There is little doubt that the Gulf is gradually moving from a unilateral security arrangement to a multilateral one driven by Gulf concerns following the September attacks on Saudi oil facilities and a US response that reinforced nagging doubts about the reliability of US security guarantees.
Those doubts are further fed by the direction of US policy starting with the Obama administration and now with the Trump administration that suggests a re-evaluation of US national security interests in the Middle East.
China’s belief that economics rather than geopolitics is the key to solving disputes has allowed it to remain above the breach so far but has yet to prove its sustainability.
China’s approach is unlikely to shield it from the Middle East’s penchant for ensuring that it is at the heart of the concerns of major external parties.
Said Jiang Xudong, a Middle East scholar at the Shanghai Academy of Social Sciences: “Economic investment will not solve all other problems when there are religious and ethnic conflicts.”
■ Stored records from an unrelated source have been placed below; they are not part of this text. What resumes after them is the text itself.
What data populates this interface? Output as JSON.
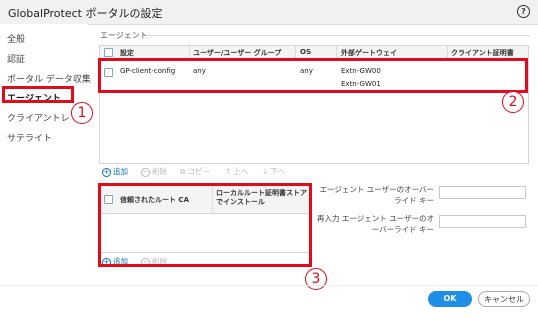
{
  "title": "GlobalProtect ポータルの設定",
  "sidebar": {
    "items": [
      {
        "label": "全般"
      },
      {
        "label": "認証"
      },
      {
        "label": "ポータル データ収集"
      },
      {
        "label": "エージェント"
      },
      {
        "label": "クライアントレ"
      },
      {
        "label": "サテライト"
      }
    ],
    "active_index": 3
  },
  "agent_section": {
    "label": "エージェント",
    "columns": [
      "設定",
      "ユーザー/ユーザー グループ",
      "OS",
      "外部ゲートウェイ",
      "クライアント証明書"
    ],
    "rows": [
      {
        "name": "GP-client-config",
        "users": "any",
        "os": "any",
        "gateways": [
          "Extn-GW00",
          "Extn-GW01"
        ],
        "cert": ""
      }
    ],
    "toolbar": [
      {
        "icon": "+",
        "label": "追加",
        "enabled": true
      },
      {
        "icon": "−",
        "label": "削除",
        "enabled": false
      },
      {
        "icon": "⧉",
        "label": "コピー",
        "enabled": false
      },
      {
        "icon": "↑",
        "label": "上へ",
        "enabled": false
      },
      {
        "icon": "↓",
        "label": "下へ",
        "enabled": false
      }
    ]
  },
  "trusted_ca": {
    "columns": [
      "信頼されたルート CA",
      "ローカルルート証明書ストアでインストール"
    ],
    "toolbar": [
      {
        "icon": "+",
        "label": "追加",
        "enabled": true
      },
      {
        "icon": "−",
        "label": "削除",
        "enabled": false
      }
    ]
  },
  "override_fields": {
    "field1_label": "エージェント ユーザーのオーバーライド キー",
    "field1_value": "",
    "field2_label": "再入力 エージェント ユーザーのオーバーライド キー",
    "field2_value": ""
  },
  "annotations": [
    {
      "number": "1"
    },
    {
      "number": "2"
    },
    {
      "number": "3"
    }
  ],
  "buttons": {
    "ok": "OK",
    "cancel": "キャンセル"
  },
  "colors": {
    "highlight": "#e00b1c",
    "primary_button": "#1f8ee6",
    "link": "#0a6ebd"
  }
}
This article is based on remarks made by the author at the workshop The Belt and Road Initiative: China-Middle East Cooperation in an Age of Geopolitical Turbulence organized by the Brookings Doha Center and the Shanghai Academy of Social Sciences
Dr. James M. Dorsey, a non-resident Senior Associate at the BESA Center, is a senior fellow at the S. Rajaratnam School of International Studies at Singapore’s Nanyang Technological University and co-director of the University of Würzburg’s Institute for Fan Culture.